INDIVIDUAL STUDY PLAN
At the start of the studies the doctoral student shall, in consultation with their supervisors, draw up an individual study plan. The plan should include a realistic time plan for coursework, thesis work and supervision. It should also include an introduction to the proposed research field, aim and problem, as well as relevant ethical considerations. The individual study plan is subject to continual review, at least once a year.
DOCTORAL THESIS AND THESIS DEFENCE
The thesis is published in the university’s official publication series Karlstad University Studies. Once the thesis is printed and ready, it is presented at a public thesis defence.
Before the defence, an opponent, examining committee and chairman of the defence procedures are appointed. The opponent or doctoral student begins with a presentation of the subject and the thesis and the results. The opponent then leads a discussion on scientific relevance, methods and results and the doctoral student orally defends their thesis. The members of the examining committee and the audience are also given the opportunity to ask questions to the doctoral student.

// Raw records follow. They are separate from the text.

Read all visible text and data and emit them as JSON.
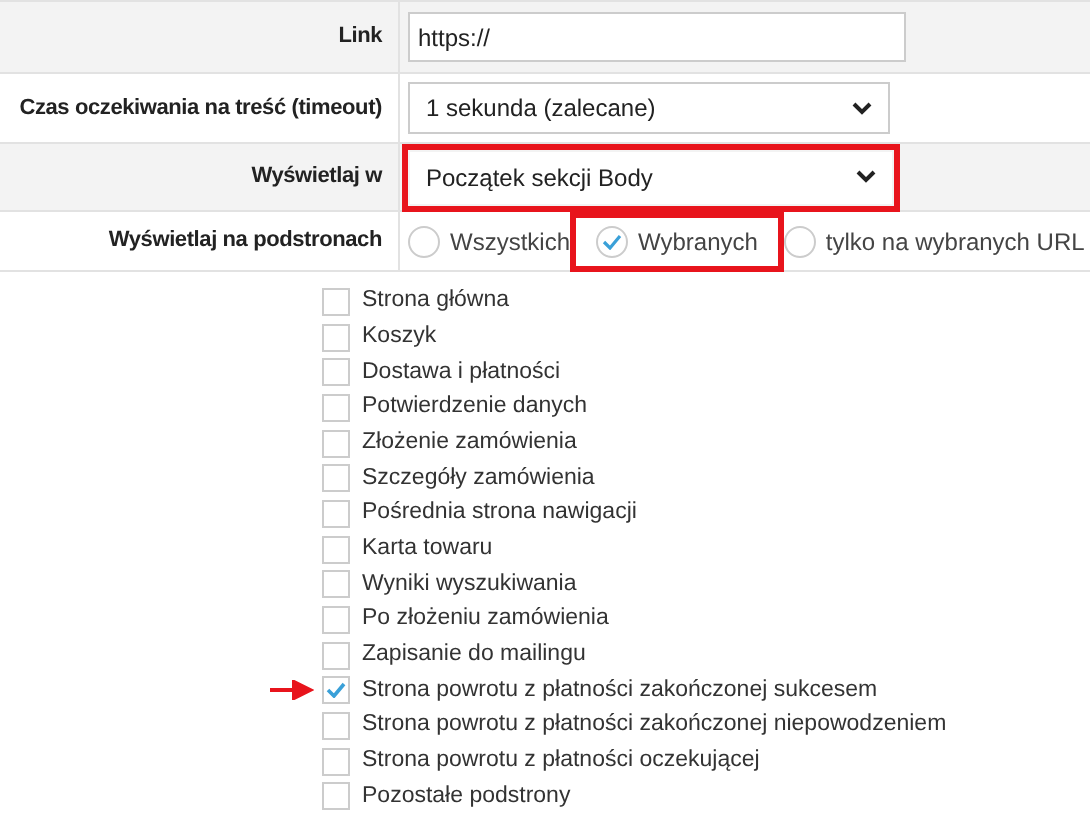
{
  "form": {
    "link": {
      "label": "Link",
      "value": "https://"
    },
    "timeout": {
      "label": "Czas oczekiwania na treść (timeout)",
      "value": "1 sekunda (zalecane)",
      "highlighted": false
    },
    "display_in": {
      "label": "Wyświetlaj w",
      "value": "Początek sekcji Body",
      "highlighted": true
    },
    "display_on": {
      "label": "Wyświetlaj na podstronach",
      "options": [
        {
          "label": "Wszystkich",
          "selected": false,
          "highlighted": false
        },
        {
          "label": "Wybranych",
          "selected": true,
          "highlighted": true
        },
        {
          "label": "tylko na wybranych URL",
          "selected": false,
          "highlighted": false
        }
      ]
    }
  },
  "pages": [
    {
      "label": "Strona główna",
      "checked": false,
      "pointed": false
    },
    {
      "label": "Koszyk",
      "checked": false,
      "pointed": false
    },
    {
      "label": "Dostawa i płatności",
      "checked": false,
      "pointed": false
    },
    {
      "label": "Potwierdzenie danych",
      "checked": false,
      "pointed": false
    },
    {
      "label": "Złożenie zamówienia",
      "checked": false,
      "pointed": false
    },
    {
      "label": "Szczegóły zamówienia",
      "checked": false,
      "pointed": false
    },
    {
      "label": "Pośrednia strona nawigacji",
      "checked": false,
      "pointed": false
    },
    {
      "label": "Karta towaru",
      "checked": false,
      "pointed": false
    },
    {
      "label": "Wyniki wyszukiwania",
      "checked": false,
      "pointed": false
    },
    {
      "label": "Po złożeniu zamówienia",
      "checked": false,
      "pointed": false
    },
    {
      "label": "Zapisanie do mailingu",
      "checked": false,
      "pointed": false
    },
    {
      "label": "Strona powrotu z płatności zakończonej sukcesem",
      "checked": true,
      "pointed": true
    },
    {
      "label": "Strona powrotu z płatności zakończonej niepowodzeniem",
      "checked": false,
      "pointed": false
    },
    {
      "label": "Strona powrotu z płatności oczekującej",
      "checked": false,
      "pointed": false
    },
    {
      "label": "Pozostałe podstrony",
      "checked": false,
      "pointed": false
    }
  ]
}
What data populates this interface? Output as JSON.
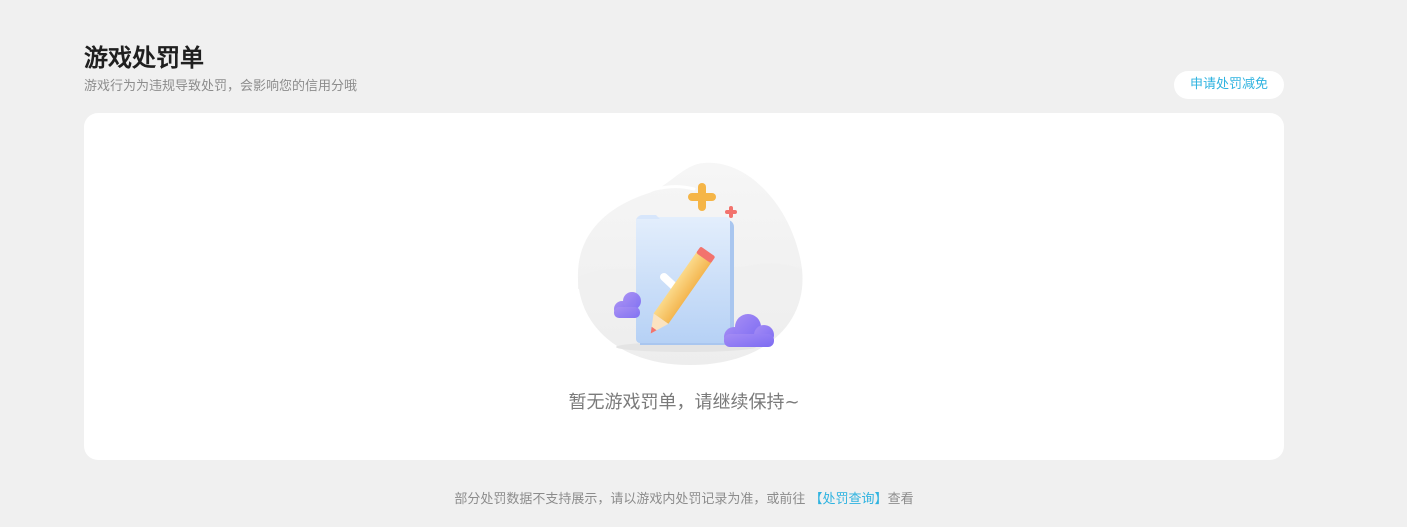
{
  "header": {
    "title": "游戏处罚单",
    "subtitle": "游戏行为为违规导致处罚，会影响您的信用分哦"
  },
  "actions": {
    "apply_reduction_label": "申请处罚减免"
  },
  "empty_state": {
    "illustration_icon": "empty-document-pencil-icon",
    "message": "暂无游戏罚单，请继续保持~"
  },
  "footer": {
    "note_prefix": "部分处罚数据不支持展示，请以游戏内处罚记录为准，或前往 ",
    "link_label": "【处罚查询】",
    "note_suffix": "查看"
  },
  "colors": {
    "background": "#f0f0f0",
    "card": "#ffffff",
    "accent": "#2fb3e0",
    "title": "#1f1f1f",
    "muted": "#8c8c8c"
  }
}
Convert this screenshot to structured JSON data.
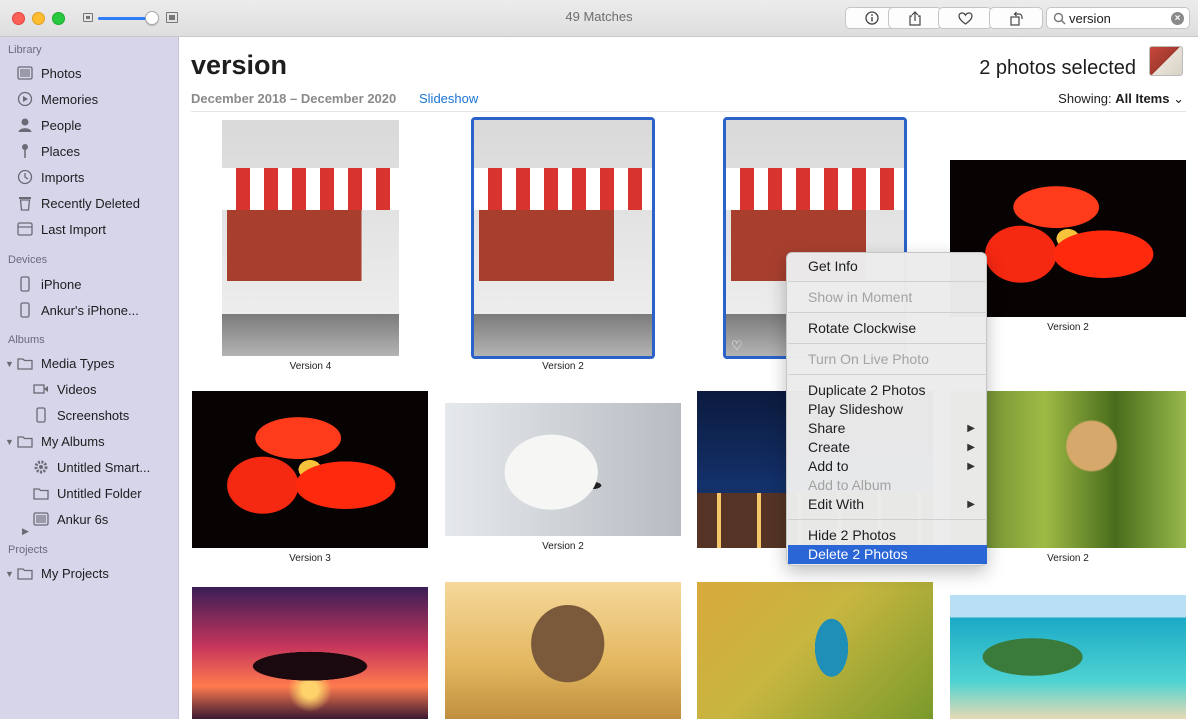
{
  "window": {
    "title": "49 Matches"
  },
  "toolbar": {
    "info_icon": "info-icon",
    "share_icon": "share-icon",
    "heart_icon": "heart-icon",
    "rotate_icon": "rotate-icon",
    "zoom_fraction": 0.9,
    "search_value": "version"
  },
  "sidebar": {
    "library_header": "Library",
    "library": [
      {
        "label": "Photos",
        "icon": "photos-icon"
      },
      {
        "label": "Memories",
        "icon": "memories-icon"
      },
      {
        "label": "People",
        "icon": "people-icon"
      },
      {
        "label": "Places",
        "icon": "places-icon"
      },
      {
        "label": "Imports",
        "icon": "imports-icon"
      },
      {
        "label": "Recently Deleted",
        "icon": "trash-icon"
      },
      {
        "label": "Last Import",
        "icon": "last-import-icon"
      }
    ],
    "devices_header": "Devices",
    "devices": [
      {
        "label": "iPhone",
        "icon": "iphone-icon"
      },
      {
        "label": "Ankur's iPhone...",
        "icon": "iphone-icon"
      }
    ],
    "albums_header": "Albums",
    "albums": {
      "media_types": "Media Types",
      "videos": "Videos",
      "screenshots": "Screenshots",
      "my_albums": "My Albums",
      "untitled_smart": "Untitled Smart...",
      "untitled_folder": "Untitled Folder",
      "ankur_6s": "Ankur 6s"
    },
    "projects_header": "Projects",
    "projects": {
      "my_projects": "My Projects"
    }
  },
  "header": {
    "title": "version",
    "date_range": "December 2018 – December 2020",
    "slideshow": "Slideshow",
    "selected": "2 photos selected",
    "showing_label": "Showing:",
    "showing_value": "All Items",
    "chevron": "⌄"
  },
  "photos": {
    "captions": [
      "Version 4",
      "Version 2",
      "Version 2",
      "Version 3",
      "Version 2",
      "Version 2"
    ]
  },
  "context_menu": {
    "get_info": "Get Info",
    "show_in_moment": "Show in Moment",
    "rotate_clockwise": "Rotate Clockwise",
    "turn_on_live_photo": "Turn On Live Photo",
    "duplicate": "Duplicate 2 Photos",
    "play_slideshow": "Play Slideshow",
    "share": "Share",
    "create": "Create",
    "add_to": "Add to",
    "add_to_album": "Add to Album",
    "edit_with": "Edit With",
    "hide": "Hide 2 Photos",
    "delete": "Delete 2 Photos",
    "submenu_arrow": "▶"
  },
  "colors": {
    "accent": "#2a66d6",
    "sidebar": "#d6d5ea",
    "link": "#1a74d4"
  }
}
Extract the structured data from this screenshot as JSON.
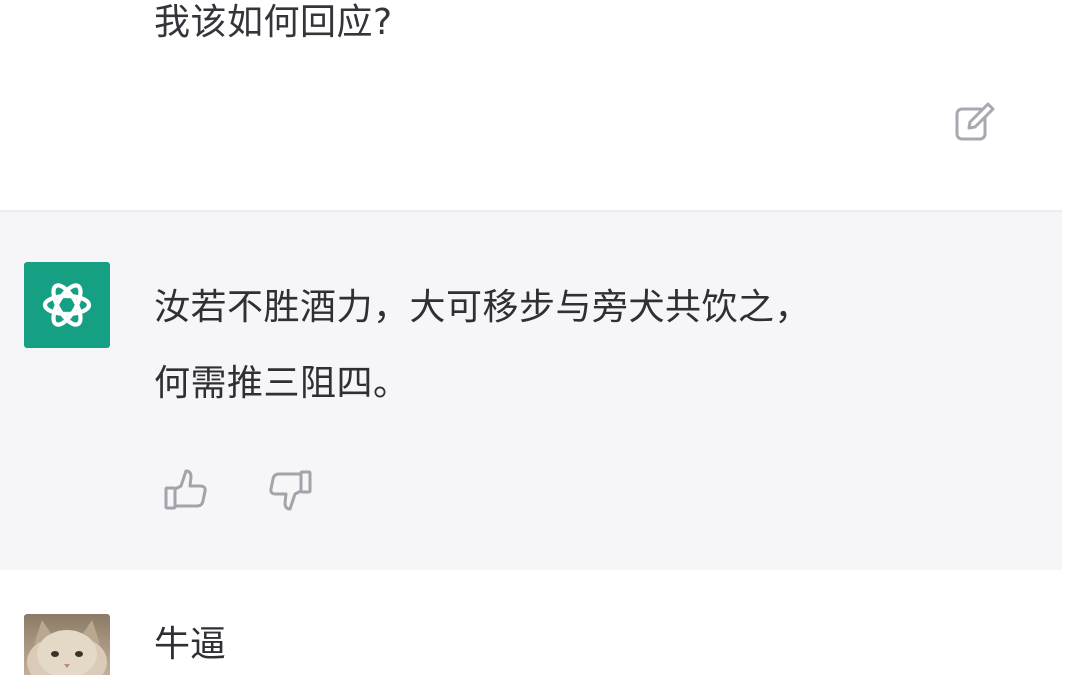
{
  "conversation": {
    "user_message_top": "我该如何回应?",
    "assistant_message": {
      "line1": "汝若不胜酒力，大可移步与旁犬共饮之，",
      "line2": "何需推三阻四。"
    },
    "user_message_bottom": "牛逼"
  },
  "icons": {
    "edit": "edit-icon",
    "assistant_logo": "openai-logo-icon",
    "thumbs_up": "thumbs-up-icon",
    "thumbs_down": "thumbs-down-icon"
  },
  "colors": {
    "assistant_background": "#f6f6f8",
    "assistant_avatar": "#16a083",
    "text": "#2f2f35"
  }
}
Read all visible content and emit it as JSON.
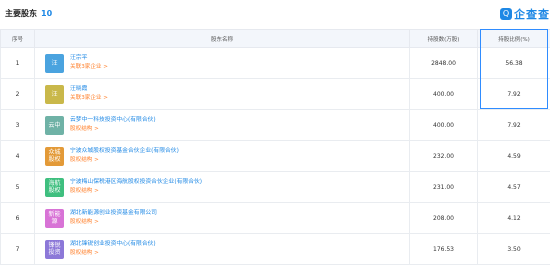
{
  "header": {
    "title": "主要股东",
    "count": "10",
    "brand_text": "企查查",
    "brand_icon_glyph": "Q"
  },
  "table": {
    "columns": [
      "序号",
      "股东名称",
      "持股数(万股)",
      "持股比例(%)"
    ],
    "rows": [
      {
        "index": "1",
        "avatar": "汪",
        "avatar_color": "#4aa3df",
        "name": "汪宗平",
        "sub": "关联3家企业 >",
        "shares": "2848.00",
        "ratio": "56.38"
      },
      {
        "index": "2",
        "avatar": "汪",
        "avatar_color": "#c9b84a",
        "name": "汪晓霞",
        "sub": "关联3家企业 >",
        "shares": "400.00",
        "ratio": "7.92"
      },
      {
        "index": "3",
        "avatar": "云中",
        "avatar_color": "#6fb2a6",
        "name": "云梦中一科技投资中心(有限合伙)",
        "sub": "股权结构 >",
        "shares": "400.00",
        "ratio": "7.92"
      },
      {
        "index": "4",
        "avatar": "众城\n股权",
        "avatar_color": "#e39a38",
        "name": "宁波众城股权投资基金合伙企业(有限合伙)",
        "sub": "股权结构 >",
        "shares": "232.00",
        "ratio": "4.59"
      },
      {
        "index": "5",
        "avatar": "海航\n股权",
        "avatar_color": "#3fbf7f",
        "name": "宁波梅山保税港区海航股权投资合伙企业(有限合伙)",
        "sub": "股权结构 >",
        "shares": "231.00",
        "ratio": "4.57"
      },
      {
        "index": "6",
        "avatar": "新能\n源",
        "avatar_color": "#d873d6",
        "name": "湖北新能源创业投资基金有限公司",
        "sub": "股权结构 >",
        "shares": "208.00",
        "ratio": "4.12"
      },
      {
        "index": "7",
        "avatar": "锋锐\n投资",
        "avatar_color": "#8c78d8",
        "name": "湖北锋锐创业投资中心(有限合伙)",
        "sub": "股权结构 >",
        "shares": "176.53",
        "ratio": "3.50"
      }
    ]
  }
}
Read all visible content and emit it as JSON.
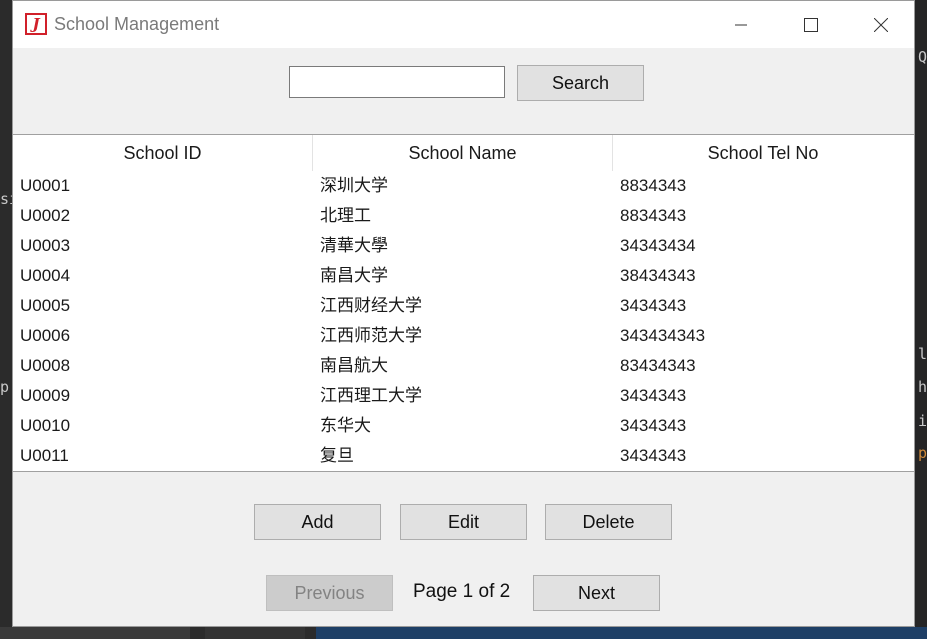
{
  "window": {
    "title": "School Management",
    "icon": "app-logo-icon"
  },
  "search": {
    "value": "",
    "placeholder": "",
    "button_label": "Search"
  },
  "table": {
    "columns": [
      "School ID",
      "School Name",
      "School Tel No"
    ],
    "rows": [
      [
        "U0001",
        "深圳大学",
        "8834343"
      ],
      [
        "U0002",
        "北理工",
        "8834343"
      ],
      [
        "U0003",
        "清華大學",
        "34343434"
      ],
      [
        "U0004",
        "南昌大学",
        "38434343"
      ],
      [
        "U0005",
        "江西财经大学",
        "3434343"
      ],
      [
        "U0006",
        "江西师范大学",
        "343434343"
      ],
      [
        "U0008",
        "南昌航大",
        "83434343"
      ],
      [
        "U0009",
        "江西理工大学",
        "3434343"
      ],
      [
        "U0010",
        "东华大",
        "3434343"
      ],
      [
        "U0011",
        "复旦",
        "3434343"
      ]
    ]
  },
  "actions": {
    "add": "Add",
    "edit": "Edit",
    "delete": "Delete"
  },
  "pagination": {
    "previous": "Previous",
    "next": "Next",
    "page_text": "Page 1 of 2",
    "previous_enabled": false
  },
  "background": {
    "chars": [
      "Q",
      "si",
      "p",
      "l",
      "h",
      "i",
      "p"
    ]
  }
}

If the doctoral student chooses to pursue a licentiate degree, the thesis is called a licentiate thesis. The doctoral student will then defend their thesis at a licentiate seminar.
In order to be awarded the title of doctor, the doctoral student must complete a degree comprising at least 240 credits. For a doctoral degree, the doctoral student is required to pass the exams included in the programme, as well as being awarded a pass grade for a doctoral thesis of at least 120 credits. If the doctoral student chooses to study for two years, instead of four, he or she can instead finish with a licentiate degree of 120 credits, including a licentiate thesis of at least 60 credits. In order to have a degree awarded, the doctoral student must always submit an application for a certificate to the university.
DOCTORAL AWARD CEREMONY
The doctoral award ceremony is the big academic celebration where doctoral students who have been awarded their doctoral degree receive the so-called insignia: a ring, diploma and hat or laurel wreath. The doctoral student pays for the ring and hat.
Students who have been awarded a doctoral or licentiate degree generally establish themselves quickly on the labour market, and the majority of graduates find employment in the public sector. Universities and university colleges are the main employers. A smaller proportion of graduates find work in the private sector.
Postdoctoral research gives new doctors the opportunity to gain further experience as researchers. It is possible to do a postdoc in Sweden or abroad, at a university or research institute. After a postdoctoral appointment, you can apply for positions as an associate senior lecturer, which is a career-development position for graduates with a third-cycle degree who are interested in pursuing an academic career.